Author Myles Wakeham
I'm having a bit of a challenge, and trying to re-think design, etc.
around this issue.

I have a web application that displays results in a grid format. Like
most web apps, I send down to the browser 'pages' of rows (ie. Page X of
Y), and let the user navigate forward or backwards through the rows.
Where possible I've tried to avoid this approach as I really have to
question if a user needs to see a list of results, rather than a better
search facility however in the case of chronological records (ie. Audit
Logs, etc.) there really isn't a way to give the user the visibility to
a series of events than to give them a list like this.

With that said, I ran into performance problems with data sets that were
100,000 rows or larger in storage. I access all data through stored
procedures, and in some cases my queries have 2-5 inner joins to other
tables. When I attempted to get all data, and then split it into pages
in PHP (my web app dev environment), its just too slow. I found out
quite a while back that the reason is that I was forcing the database to
return the entire result set to the PHP server app, so I changed my
design to allow the passing into the requesting stored procedure the
SKIP and no of rows returned values, and then dynamically build a query
to return that data set using FOR EXECUTE STATEMENT construct. This
works much better and I've seen performance increases of 50x as a result.

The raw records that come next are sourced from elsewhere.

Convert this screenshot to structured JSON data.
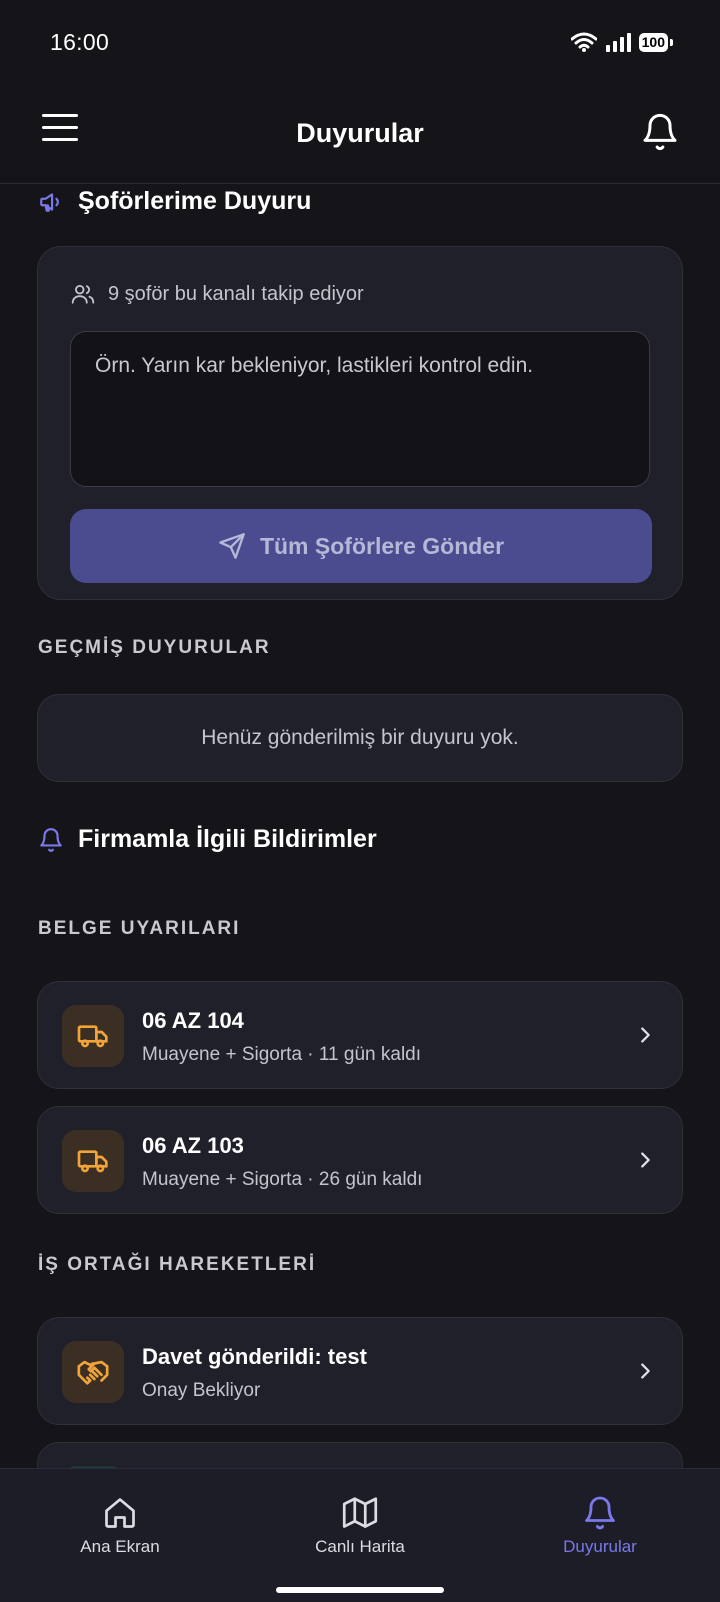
{
  "status_bar": {
    "time": "16:00",
    "battery": "100"
  },
  "header": {
    "title": "Duyurular"
  },
  "announce_section": {
    "title": "Şoförlerime Duyuru",
    "follower_text": "9 şoför bu kanalı takip ediyor",
    "message_placeholder": "Örn. Yarın kar bekleniyor, lastikleri kontrol edin.",
    "send_label": "Tüm Şoförlere Gönder"
  },
  "history": {
    "label": "GEÇMİŞ DUYURULAR",
    "empty_text": "Henüz gönderilmiş bir duyuru yok."
  },
  "company_section": {
    "title": "Firmamla İlgili Bildirimler"
  },
  "document_alerts": {
    "label": "BELGE UYARILARI",
    "items": [
      {
        "title": "06 AZ 104",
        "subtitle": "Muayene + Sigorta · 11 gün kaldı",
        "icon": "truck-icon"
      },
      {
        "title": "06 AZ 103",
        "subtitle": "Muayene + Sigorta · 26 gün kaldı",
        "icon": "truck-icon"
      }
    ]
  },
  "partner_activity": {
    "label": "İŞ ORTAĞI HAREKETLERİ",
    "items": [
      {
        "title": "Davet gönderildi: test",
        "subtitle": "Onay Bekliyor",
        "icon": "handshake-icon"
      }
    ]
  },
  "bottom_nav": {
    "items": [
      {
        "label": "Ana Ekran",
        "icon": "home-icon"
      },
      {
        "label": "Canlı Harita",
        "icon": "map-icon"
      },
      {
        "label": "Duyurular",
        "icon": "bell-icon",
        "active": true
      }
    ]
  },
  "colors": {
    "background": "#141419",
    "card": "#1f2029",
    "accent": "#7b78ea",
    "send_button": "#4a4c8f",
    "warning_icon": "#f2a33a"
  }
}
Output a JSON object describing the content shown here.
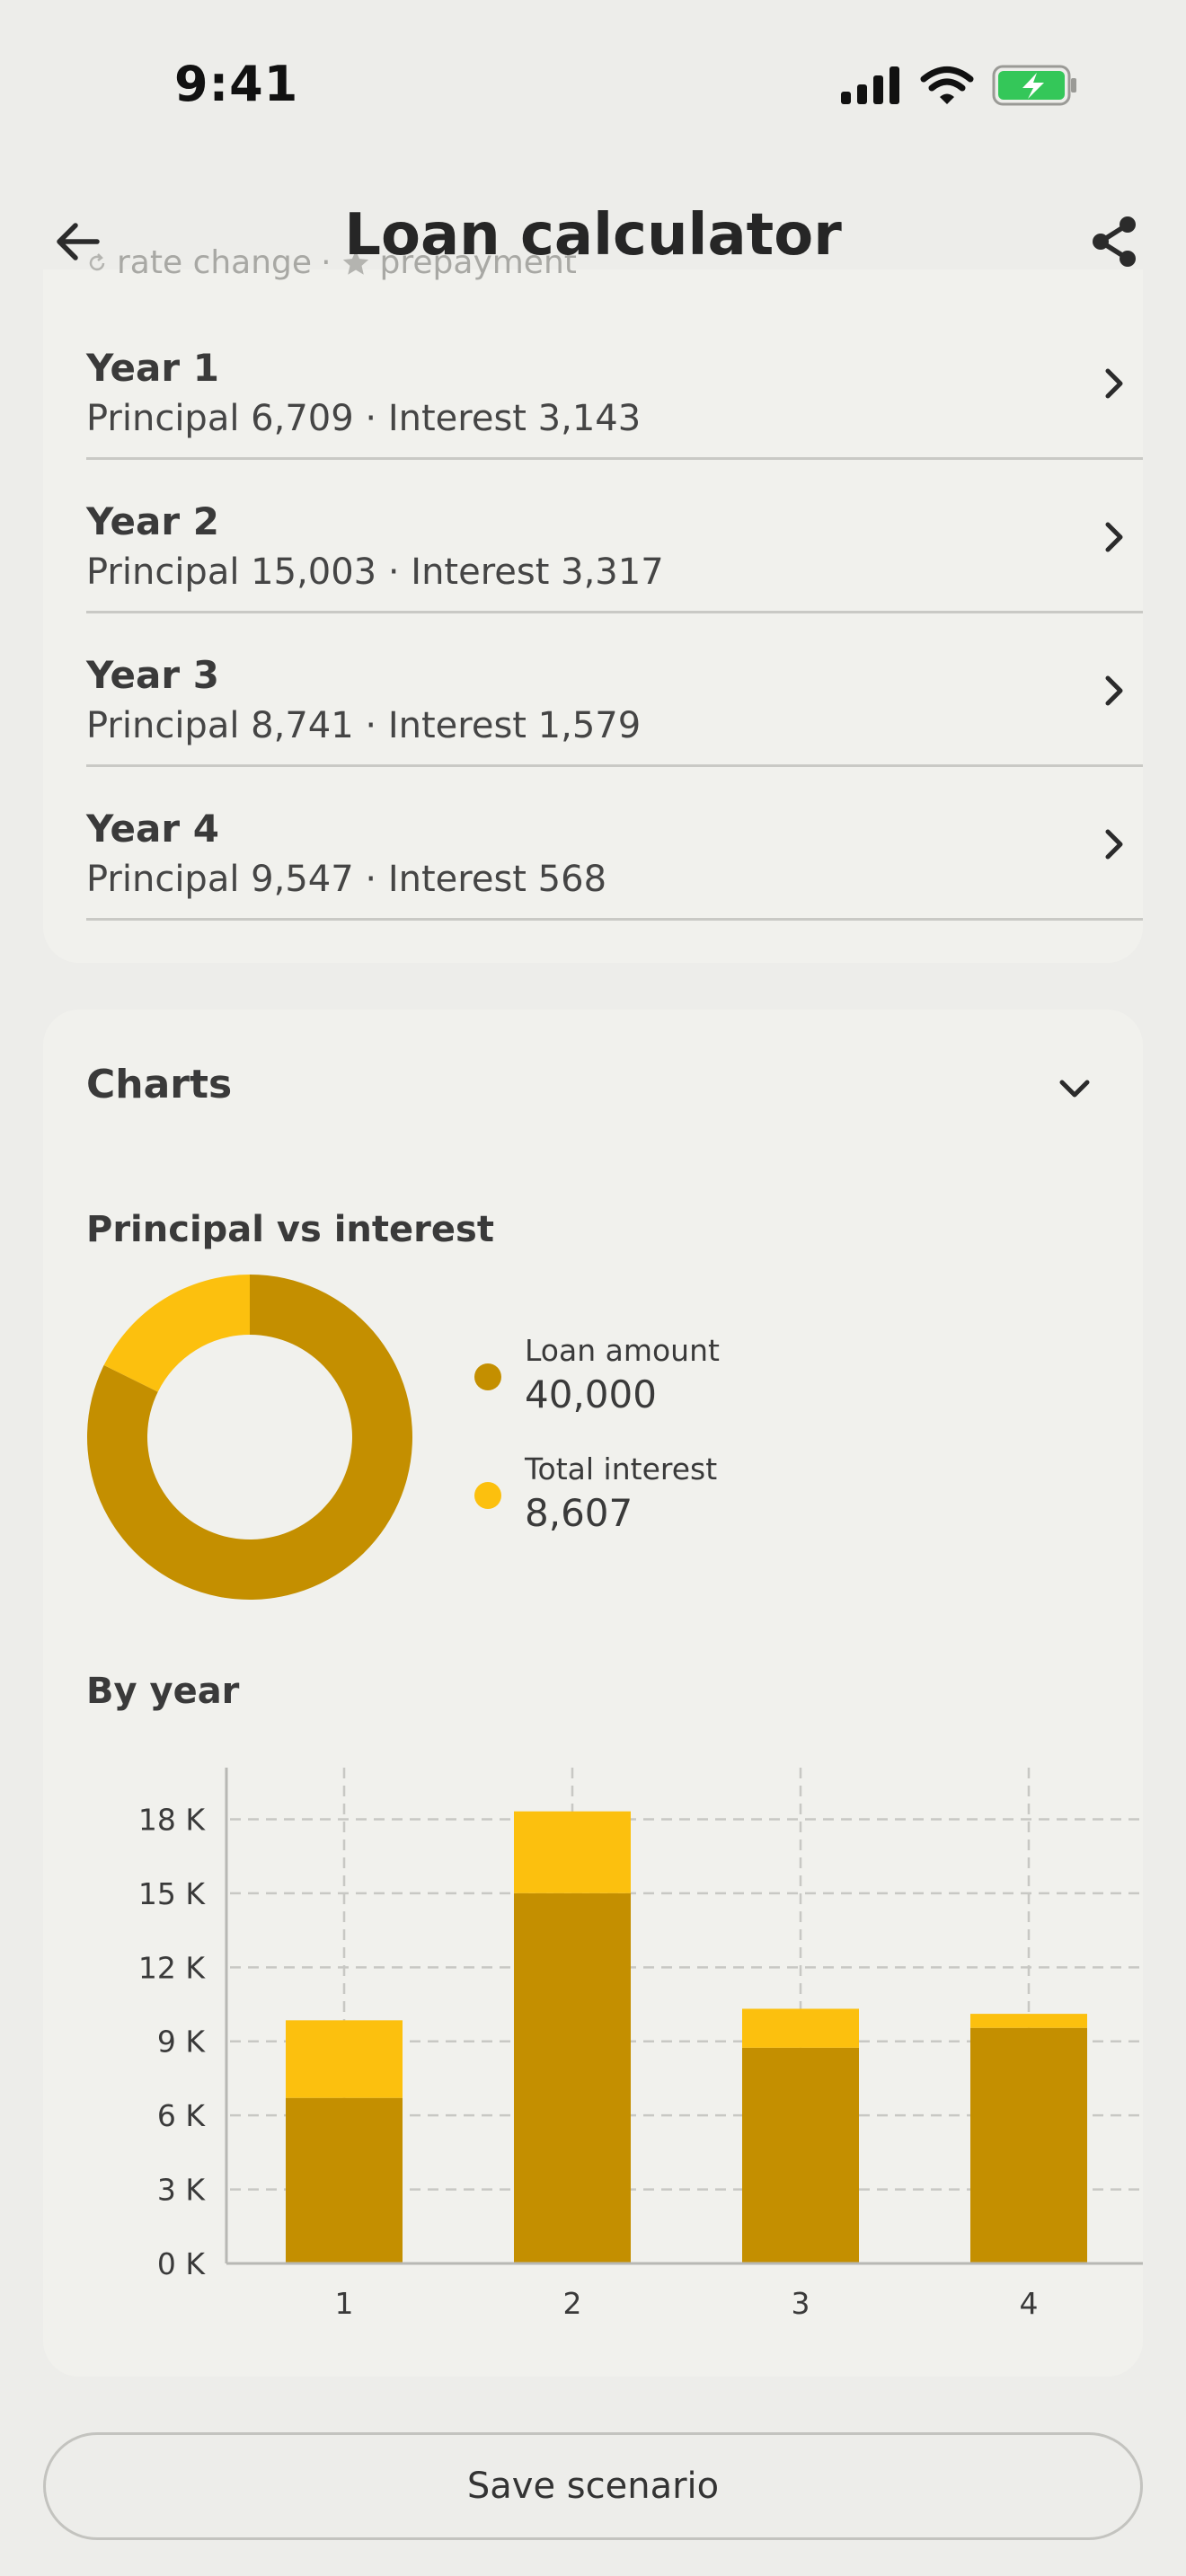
{
  "status_bar": {
    "time": "9:41"
  },
  "header": {
    "title": "Loan calculator",
    "back_icon": "arrow-left-icon",
    "share_icon": "share-icon"
  },
  "legend_hint": {
    "rate_change": "rate change",
    "separator": "·",
    "prepayment": "prepayment"
  },
  "schedule": {
    "rows": [
      {
        "title": "Year 1",
        "detail": "Principal 6,709 · Interest 3,143"
      },
      {
        "title": "Year 2",
        "detail": "Principal 15,003 · Interest 3,317"
      },
      {
        "title": "Year 3",
        "detail": "Principal 8,741 · Interest 1,579"
      },
      {
        "title": "Year 4",
        "detail": "Principal 9,547 · Interest 568"
      }
    ]
  },
  "charts": {
    "title": "Charts",
    "toggle_icon": "chevron-down-icon",
    "donut_heading": "Principal vs interest",
    "bar_heading": "By year"
  },
  "colors": {
    "principal": "#c48f00",
    "interest": "#fcc00e",
    "grid": "#c8c8c4",
    "card": "#f1f1ed"
  },
  "chart_data": [
    {
      "type": "pie",
      "title": "Principal vs interest",
      "series": [
        {
          "name": "Loan amount",
          "value": 40000,
          "label": "40,000"
        },
        {
          "name": "Total interest",
          "value": 8607,
          "label": "8,607"
        }
      ]
    },
    {
      "type": "bar",
      "stacked": true,
      "title": "By year",
      "categories": [
        "1",
        "2",
        "3",
        "4"
      ],
      "series": [
        {
          "values": [
            6709,
            15003,
            8741,
            9547
          ]
        },
        {
          "values": [
            3143,
            3317,
            1579,
            568
          ]
        }
      ],
      "ylim": [
        0,
        19000
      ],
      "yticks": [
        0,
        3000,
        6000,
        9000,
        12000,
        15000,
        18000
      ],
      "ytick_labels": [
        "0 K",
        "3 K",
        "6 K",
        "9 K",
        "12 K",
        "15 K",
        "18 K"
      ],
      "grid": true
    }
  ],
  "actions": {
    "save_label": "Save scenario"
  }
}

There is one last part of this optimization issue though and it has to
do with getting the total number of rows found in the query. I
understand that using COUNT(*) is a bad idea. But in order to know how
many pages of data the user can browse through, I'm completely at a loss
as to how to get this number dynamically. Note that the user has the
option to filter the list down to a specific search criteria, so I can't
store the total number of rows through a trigger and get it this way
because I won't know their search criteria. Basically what I need to be
able to do is issue the query twice in the stored procedure - once to
get the total number of rows it would return, and secondly to return
only the set of rows that makes sense for their query. But I'm trying
to do this without a performance impact.

Can it be done? Are there any tricks to do this sort of thing?

Thanks in advance for any suggestions.

Myles Wakeham
Director of Engineering
Tech Solutions USA, Inc.
Scottsdale, Arizona USA
Phone +1-480-451-7440